Illegal drugs, and even those that are ‘legal’, often have a profound effect on the individuals who take them, and on the society they live in.

On an individual level, drugs can take a heavy toll on the mind, body and relationships of an individual. Some are chemically addictive and alter the internal balance of the body, triggering a physical dependency. Others can lead to a powerful psychological addiction that causes the drug users to seek out a substance again and again, despite its harmful effects on their health and their life. At their worst, some drug addictions can lead to death.

Drugs don’t just affect those who take them, though. In a family environment children, parents and spouses can all be affected by the destructive and addictive behaviours of those with drug dependencies. The secondary effects on society include kids dropping out of school, children who have lost one or more parents to drug abuse and higher crime rates.

The cost of the ‘drug war’ also has a significant impact on economies in many countries, with large amounts of money being spent on enforcing drug laws, treating addicts and dealing with the aftermath of drug abuse.

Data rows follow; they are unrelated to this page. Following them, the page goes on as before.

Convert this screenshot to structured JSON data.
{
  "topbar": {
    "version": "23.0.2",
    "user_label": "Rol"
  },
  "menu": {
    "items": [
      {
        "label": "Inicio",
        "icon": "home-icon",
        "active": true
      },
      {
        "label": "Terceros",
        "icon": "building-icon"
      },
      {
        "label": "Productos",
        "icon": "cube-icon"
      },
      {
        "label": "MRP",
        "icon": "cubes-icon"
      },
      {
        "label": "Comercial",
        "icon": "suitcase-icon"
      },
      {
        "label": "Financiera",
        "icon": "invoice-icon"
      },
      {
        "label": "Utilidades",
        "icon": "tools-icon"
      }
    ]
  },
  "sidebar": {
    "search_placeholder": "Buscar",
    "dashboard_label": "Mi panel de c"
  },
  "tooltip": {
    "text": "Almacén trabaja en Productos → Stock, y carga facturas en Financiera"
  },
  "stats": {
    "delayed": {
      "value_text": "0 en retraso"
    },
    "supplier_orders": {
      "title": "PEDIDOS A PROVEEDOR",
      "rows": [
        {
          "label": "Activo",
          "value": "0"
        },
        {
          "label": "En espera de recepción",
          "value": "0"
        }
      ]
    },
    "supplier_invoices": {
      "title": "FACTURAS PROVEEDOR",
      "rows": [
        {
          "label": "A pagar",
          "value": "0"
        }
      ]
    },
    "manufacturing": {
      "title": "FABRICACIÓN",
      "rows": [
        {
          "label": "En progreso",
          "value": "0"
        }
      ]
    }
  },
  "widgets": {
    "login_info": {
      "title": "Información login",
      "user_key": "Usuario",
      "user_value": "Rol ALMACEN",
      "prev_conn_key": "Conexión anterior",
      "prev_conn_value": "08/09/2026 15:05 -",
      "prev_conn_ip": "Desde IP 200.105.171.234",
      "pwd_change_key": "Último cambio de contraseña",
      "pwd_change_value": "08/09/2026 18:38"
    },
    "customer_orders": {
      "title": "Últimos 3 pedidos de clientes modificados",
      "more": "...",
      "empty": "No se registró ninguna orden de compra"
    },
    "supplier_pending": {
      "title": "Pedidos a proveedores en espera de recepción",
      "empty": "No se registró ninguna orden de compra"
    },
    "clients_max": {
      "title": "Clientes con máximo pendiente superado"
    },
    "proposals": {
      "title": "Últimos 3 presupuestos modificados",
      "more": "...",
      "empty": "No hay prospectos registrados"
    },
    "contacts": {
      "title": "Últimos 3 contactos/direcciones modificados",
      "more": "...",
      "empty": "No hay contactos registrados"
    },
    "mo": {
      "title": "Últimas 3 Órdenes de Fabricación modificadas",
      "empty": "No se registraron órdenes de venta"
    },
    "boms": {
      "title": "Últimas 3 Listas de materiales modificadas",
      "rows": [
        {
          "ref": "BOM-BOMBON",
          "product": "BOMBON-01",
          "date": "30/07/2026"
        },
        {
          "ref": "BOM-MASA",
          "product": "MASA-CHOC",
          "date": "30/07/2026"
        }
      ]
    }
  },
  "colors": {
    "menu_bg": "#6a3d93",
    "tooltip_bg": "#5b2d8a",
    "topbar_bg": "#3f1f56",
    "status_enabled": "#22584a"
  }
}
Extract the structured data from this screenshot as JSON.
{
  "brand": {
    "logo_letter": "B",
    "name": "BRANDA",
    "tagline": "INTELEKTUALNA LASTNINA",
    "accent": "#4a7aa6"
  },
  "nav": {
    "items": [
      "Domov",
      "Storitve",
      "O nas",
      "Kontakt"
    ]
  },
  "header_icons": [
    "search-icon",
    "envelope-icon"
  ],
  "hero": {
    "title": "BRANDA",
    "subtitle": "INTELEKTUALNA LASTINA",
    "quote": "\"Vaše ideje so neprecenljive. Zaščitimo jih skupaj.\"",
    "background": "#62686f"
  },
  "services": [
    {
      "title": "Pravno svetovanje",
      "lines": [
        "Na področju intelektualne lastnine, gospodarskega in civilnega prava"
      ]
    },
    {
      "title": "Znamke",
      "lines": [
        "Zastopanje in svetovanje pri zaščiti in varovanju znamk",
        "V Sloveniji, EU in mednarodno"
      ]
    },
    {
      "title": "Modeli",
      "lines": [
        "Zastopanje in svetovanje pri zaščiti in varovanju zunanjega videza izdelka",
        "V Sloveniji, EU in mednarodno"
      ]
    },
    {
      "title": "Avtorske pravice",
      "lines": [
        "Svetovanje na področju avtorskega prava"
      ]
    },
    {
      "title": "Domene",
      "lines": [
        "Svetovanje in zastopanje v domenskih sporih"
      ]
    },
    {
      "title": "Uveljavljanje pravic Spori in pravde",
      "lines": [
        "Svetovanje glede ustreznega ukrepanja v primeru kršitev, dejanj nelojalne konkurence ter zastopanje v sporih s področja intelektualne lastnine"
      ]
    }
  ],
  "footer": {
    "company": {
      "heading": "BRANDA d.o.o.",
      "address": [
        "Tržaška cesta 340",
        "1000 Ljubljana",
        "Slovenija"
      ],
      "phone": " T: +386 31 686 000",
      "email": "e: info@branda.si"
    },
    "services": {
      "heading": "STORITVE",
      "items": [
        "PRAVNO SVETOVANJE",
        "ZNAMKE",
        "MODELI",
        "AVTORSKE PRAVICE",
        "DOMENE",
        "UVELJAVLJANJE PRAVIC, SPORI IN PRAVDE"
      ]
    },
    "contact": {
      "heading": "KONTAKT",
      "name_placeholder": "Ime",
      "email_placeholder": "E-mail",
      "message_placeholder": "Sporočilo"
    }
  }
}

Many cities around the world also pay the cost for drugs in the disproportionate amount of crimes and homicides that are linked to the illicit trafficking and selling of drugs. In the case of some illegally grown narcotic drugs, outright warfare has broken out in areas of South America for control of the supply and trafficking routes, leading to many casualties.